Once again the scare stories are surfacing regarding red meat. Barely a week goes by without a newspaper article urging us to avoid red meat for fear of some terrifying consequence. A recent story comes courtesy of the Daily Mail (UK) which seems to be obsessed with these hysterical food scares. While showing the usual photographic cliches of a man chewing a steak and a woman proudly clutching a salad (although it won’t mitigate the effects of all that dangerous meat), the article triumphantly announces:
At first glance, this could seem worrying. The article states that the study focused on 66,485 women and tracked their health for 14 years. It found that those who ate ‘acid-forming foods’ such as meat, cheese, fish, bread and soft drinks were 56% more likely to develop Type 2 diabetes. At the end of the study, 1,372 women had developed diabetes and diagnoses were particularly common in those with an acidic diet. The volunteers had given details about their diet.
The ‘culprit’ foods mentioned include bread and soft drinks, two foods that that cause potentially huge rises in blood sugar levels. The experiment is based upon volunteers giving information about their diet, presumable recalling what they ate and when; a notoriously inaccurate way to gather information. At the end of the experiment, 1,372 women developed diabetes out of a total of 66,485 which works out to around 2.1% of those monitored.
The original report, which you can find here, states that ‘With respect to specific food groups, a high-PRAL (potential renal acid load) diet included significantly more meat, fish, cheese, bread and soft drinks, particularly artificially sweetened beverages, whereas a diet with a low-PRAL score included more dairy products, fruit, vegetables and coffee (Table 1).’
How can meat be singled out as a potential diabetes risk in the presence of several other foods that cause massive insulin swings? The report states that ‘Although we adjusted for most of the known and potential type 2 diabetes risk factors, residual confounding cannot be ruled out.’
It reports that ‘A Western diet rich in animal products and other acidogenic (acid forming) foods can induce an acid load that is not compensated for by fruit and vegetables; this can cause chronic metabolic acidosis.’ Ok, so if we accept that excessive acidogenic foods could be a problem, how do we tell which foods are the problem – or is it all of them? Meat shares the list of acidogenic foods with, amongst others, white flour, bagels, croissants, popcorn, pasta, pastries and most grain products including refined cereals, carbonated soft drinks, sweetened juices, sweetened yoghurts, artificial sweeteners and many other products that we would (hopefully) steer well clear of. Fish and seafood are on there too.
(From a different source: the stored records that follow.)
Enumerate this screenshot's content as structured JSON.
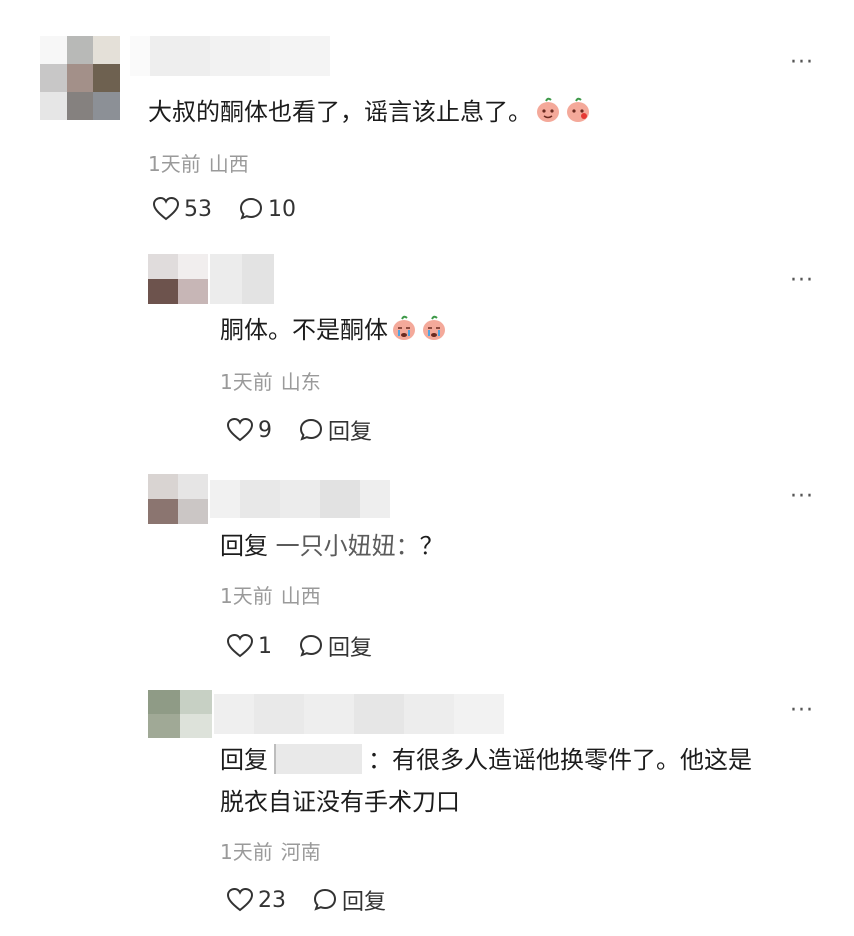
{
  "comments": [
    {
      "text": "大叔的酮体也看了，谣言该止息了。",
      "emojis": [
        "peach-emoji",
        "peach-emoji"
      ],
      "meta": {
        "time": "1天前",
        "location": "山西"
      },
      "likes": "53",
      "replies": "10"
    },
    {
      "text": "胴体。不是酮体",
      "emojis": [
        "peach-cry-emoji",
        "peach-cry-emoji"
      ],
      "meta": {
        "time": "1天前",
        "location": "山东"
      },
      "likes": "9",
      "reply_label": "回复"
    },
    {
      "reply_prefix": "回复",
      "reply_target": "一只小妞妞：",
      "text": "？",
      "meta": {
        "time": "1天前",
        "location": "山西"
      },
      "likes": "1",
      "reply_label": "回复"
    },
    {
      "reply_prefix": "回复",
      "line1": "：有很多人造谣他换零件了。他这是",
      "line2": "脱衣自证没有手术刀口",
      "meta": {
        "time": "1天前",
        "location": "河南"
      },
      "likes": "23",
      "reply_label": "回复"
    }
  ],
  "more_label": "···",
  "colors": {
    "text": "#1c1c1c",
    "meta": "#9a9a9a",
    "icon": "#333333"
  }
}
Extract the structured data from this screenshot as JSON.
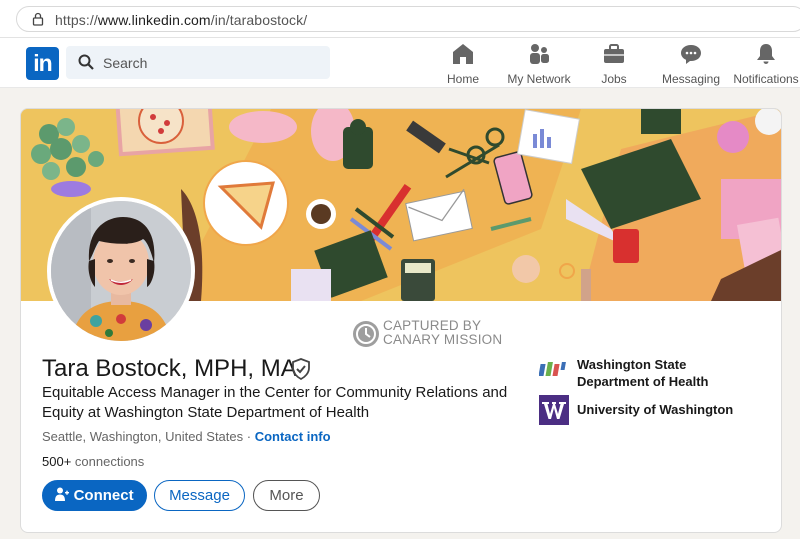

I don’t see the headlines warning us not to eat fish.
The strange thing is, I googled the report and found an earlier article by most of the same authors here. In this report, it quite clearly states that red meat (beef, pork, veal, horse, and sheep) poses no increased risk of diabetes, but ‘a direct association was observed only for processed red meat and type 2 diabetes.’ It also states that ‘…we observed no association between unprocessed red meat and diabetes risk’ and ‘Our results suggest that habitual consumption of processed red meat may be associated with a higher incidence of type 2 diabetes and that consumption of unprocessed red meat may not.’
Again, even here it would be interesting to know how they isolated processed meat (sausage, salami, bacon, and ham) from other foods such as bread, sweet beverages, and other high carbohydrate foods that could increase diabetes risk.
I find all this is pretty confusing but I cannot understand how it gets interpreted by the Daily Mail as effectively saying that meat causes diabetes. Surely we would expect to see high incidences of diabetes in modern hunter-gatherer tribes whose diet is predominantly meat, if it is such a risk? Instead we are seeing increasing numbers of people diagnosed with diabetes in western societies and in particular developing societies that have adopted a ‘westernized’ diet in place of their more traditional foods. Presumably one needs to add increasing levels of stress and a decrease in physical exercise to this too. Check out this report for some global figures and projections:
All in all, I am not convinced that red meat raises the risk of diabetes, any more than I believe that it causes cancer and heart attacks.
A recent article in the Telegraph claimed that we should eat red meat only once a week: ‘Having analysed the diet of some 120,000 people over a 20-year period, researchers suggested that adding just one daily portion of red meat – steak and burgers for example – increased the overall risk of death by 13 per cent.‘ Presumably that’s the risk of getting hit by a bus on that extra trip to the butchers.